As temperatures began dropping in February and the ice and snow arrived, Austin hospitals were planning for something that they don’t see often in Central Texas: frostbite.
They planned to triage and treat frostbite in their emergency rooms, as well as perform necessary surgery, up to five days after the event. They were not prepared for the actual volume of cases they saw or for how long cases continued to come in.
Ascension Seton Medical Center doctors saw about 50 people with frostbite, including more than a dozen people who had to be hospitalized. They amputated 11 feet; five people had both feet amputated.
Other people needed parts of feet or hands removed.
Seton would have seen more cases, but getting patients to the hospital during the storm was difficult because of the icy roads.
“It was such a burden in the city,” said Dr. Jayson Aydelotte, chief of trauma and burn surgery at Dell Seton Medical Center.
It was like nothing his doctors, who have worked in Minnesota and Michigan, had experienced. Aydelotte even called other doctors he knew in colder climates, such as Philadelphia, and asked if they had needed to amputate as many feet.
The answer was no.
“This was unique to Austin,” said Dr. Brian Kelley, a hand and reconstructive plastic surgeon at Seton, who did his residency at the University of Michigan.
Most of the people the doctors at Seton saw were 35 to 55 years old. While they did treat people who developed frostbite in and around their homes, most of the people suffering from the condition were homeless.
“A large number of homeless people here are not used to cold in any way and are not prepared,” Kelley said. The big difference from what he saw in Michigan was that the homeless population there was better supplied for the weather and more likely to be staying in shelters during winter weather rather than in tents, he said.
A month later, doctors are still seeing people come in with frostbite damage, especially to their feet, that hasn’t healed. It’s been especially true in people who already had poor circulation from heart issues or diabetes.
“I don’t think we have a good grasp of the whole problem,” said Dr. Pedro Teixeira, director of vascular surgery at Dell Seton Medical Center.
Frostbite happens when ice crystals form in skin tissue. The blood clots, causing the tissue to die. Symptoms include cold or numb skin at first, then redness or even blistering that resembles a burn. The skin doesn’t blanch when touched. In extreme cases, the skin turns black.
Frostbite is like a stroke in that the speed of treatment matters. Doctors warm up the skin with warm water and give anticoagulant medication to prevent blood clots.
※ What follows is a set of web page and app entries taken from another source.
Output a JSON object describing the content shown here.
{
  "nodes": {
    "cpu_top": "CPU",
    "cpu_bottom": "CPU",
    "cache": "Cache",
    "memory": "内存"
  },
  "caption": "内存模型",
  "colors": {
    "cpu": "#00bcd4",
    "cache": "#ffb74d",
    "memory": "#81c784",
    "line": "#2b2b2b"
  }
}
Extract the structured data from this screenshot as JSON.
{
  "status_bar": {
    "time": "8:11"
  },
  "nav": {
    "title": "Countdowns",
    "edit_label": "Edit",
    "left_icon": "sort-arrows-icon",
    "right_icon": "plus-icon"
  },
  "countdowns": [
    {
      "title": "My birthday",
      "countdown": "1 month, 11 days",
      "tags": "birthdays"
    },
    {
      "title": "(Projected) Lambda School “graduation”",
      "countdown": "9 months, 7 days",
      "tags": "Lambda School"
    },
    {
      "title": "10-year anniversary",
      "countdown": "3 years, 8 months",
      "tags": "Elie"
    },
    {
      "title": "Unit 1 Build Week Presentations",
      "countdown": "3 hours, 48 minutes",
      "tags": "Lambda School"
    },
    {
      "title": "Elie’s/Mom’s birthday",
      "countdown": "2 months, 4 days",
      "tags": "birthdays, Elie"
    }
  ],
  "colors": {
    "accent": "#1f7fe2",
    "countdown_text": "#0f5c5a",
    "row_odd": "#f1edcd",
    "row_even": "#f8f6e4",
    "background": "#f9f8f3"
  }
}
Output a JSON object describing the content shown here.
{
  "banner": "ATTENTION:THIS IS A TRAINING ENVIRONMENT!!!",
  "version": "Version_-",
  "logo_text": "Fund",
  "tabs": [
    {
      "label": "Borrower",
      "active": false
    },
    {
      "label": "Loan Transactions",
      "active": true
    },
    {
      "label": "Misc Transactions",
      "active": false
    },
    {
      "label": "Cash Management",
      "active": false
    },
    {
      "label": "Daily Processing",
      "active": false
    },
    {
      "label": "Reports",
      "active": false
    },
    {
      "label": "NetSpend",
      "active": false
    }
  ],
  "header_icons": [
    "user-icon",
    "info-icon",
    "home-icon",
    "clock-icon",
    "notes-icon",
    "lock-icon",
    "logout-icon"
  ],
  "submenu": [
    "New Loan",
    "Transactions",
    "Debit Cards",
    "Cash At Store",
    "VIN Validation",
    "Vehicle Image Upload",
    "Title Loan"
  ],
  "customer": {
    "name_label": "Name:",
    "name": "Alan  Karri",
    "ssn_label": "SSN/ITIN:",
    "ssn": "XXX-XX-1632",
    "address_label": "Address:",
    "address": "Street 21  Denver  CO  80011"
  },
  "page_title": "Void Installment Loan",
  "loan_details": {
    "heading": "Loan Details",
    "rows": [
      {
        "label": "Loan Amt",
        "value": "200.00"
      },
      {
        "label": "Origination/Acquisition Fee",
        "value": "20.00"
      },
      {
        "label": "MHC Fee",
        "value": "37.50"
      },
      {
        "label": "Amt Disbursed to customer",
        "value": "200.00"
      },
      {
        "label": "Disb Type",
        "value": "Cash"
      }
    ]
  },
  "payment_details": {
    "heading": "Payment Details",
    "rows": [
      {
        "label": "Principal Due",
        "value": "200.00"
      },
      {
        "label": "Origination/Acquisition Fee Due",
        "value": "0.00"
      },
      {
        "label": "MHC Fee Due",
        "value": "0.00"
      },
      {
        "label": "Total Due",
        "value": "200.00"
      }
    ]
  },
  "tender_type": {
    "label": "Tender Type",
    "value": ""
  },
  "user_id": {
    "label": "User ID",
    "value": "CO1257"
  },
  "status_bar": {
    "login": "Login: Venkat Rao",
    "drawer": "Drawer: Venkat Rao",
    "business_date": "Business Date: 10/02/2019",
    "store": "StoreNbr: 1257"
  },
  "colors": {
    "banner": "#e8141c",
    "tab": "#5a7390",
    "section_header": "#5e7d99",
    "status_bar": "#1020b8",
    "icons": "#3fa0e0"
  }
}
Because travel was precarious during the storms, most patients arrived more than 24 hours after frostbite set in, too late for anticoagulant medication, said Kelley, the Seton surgeon. At that point, treatment became about which tissue would need to be removed.
Frostbite is more common and happens quicker the colder it gets, and wind chill causes heat in our bodies to quickly dissipate, speeding up the process.
The frostbite victims, especially the people who needed both feet removed, “now have a lifelong disability,” said Dr. Brent Egeland, who specializes in hand and reconstructive plastic surgery at Seton.
If people have a good support system, they might be able to get prosthetics and learn to walk again over time, but many will need a wheelchair for the rest of their lives, he said: “The rest of us are back to normal. … They have a lifelong need from one short period of time.”
Aydelotte, the Dell Seton Medical Center trauma chief, estimates that the five people who lost both feet probably will not be able to work and need a combined $1 million in medical care for the rest of their lives.
As a sunbelt city, Aydelotte said, “we weren’t really prepared.”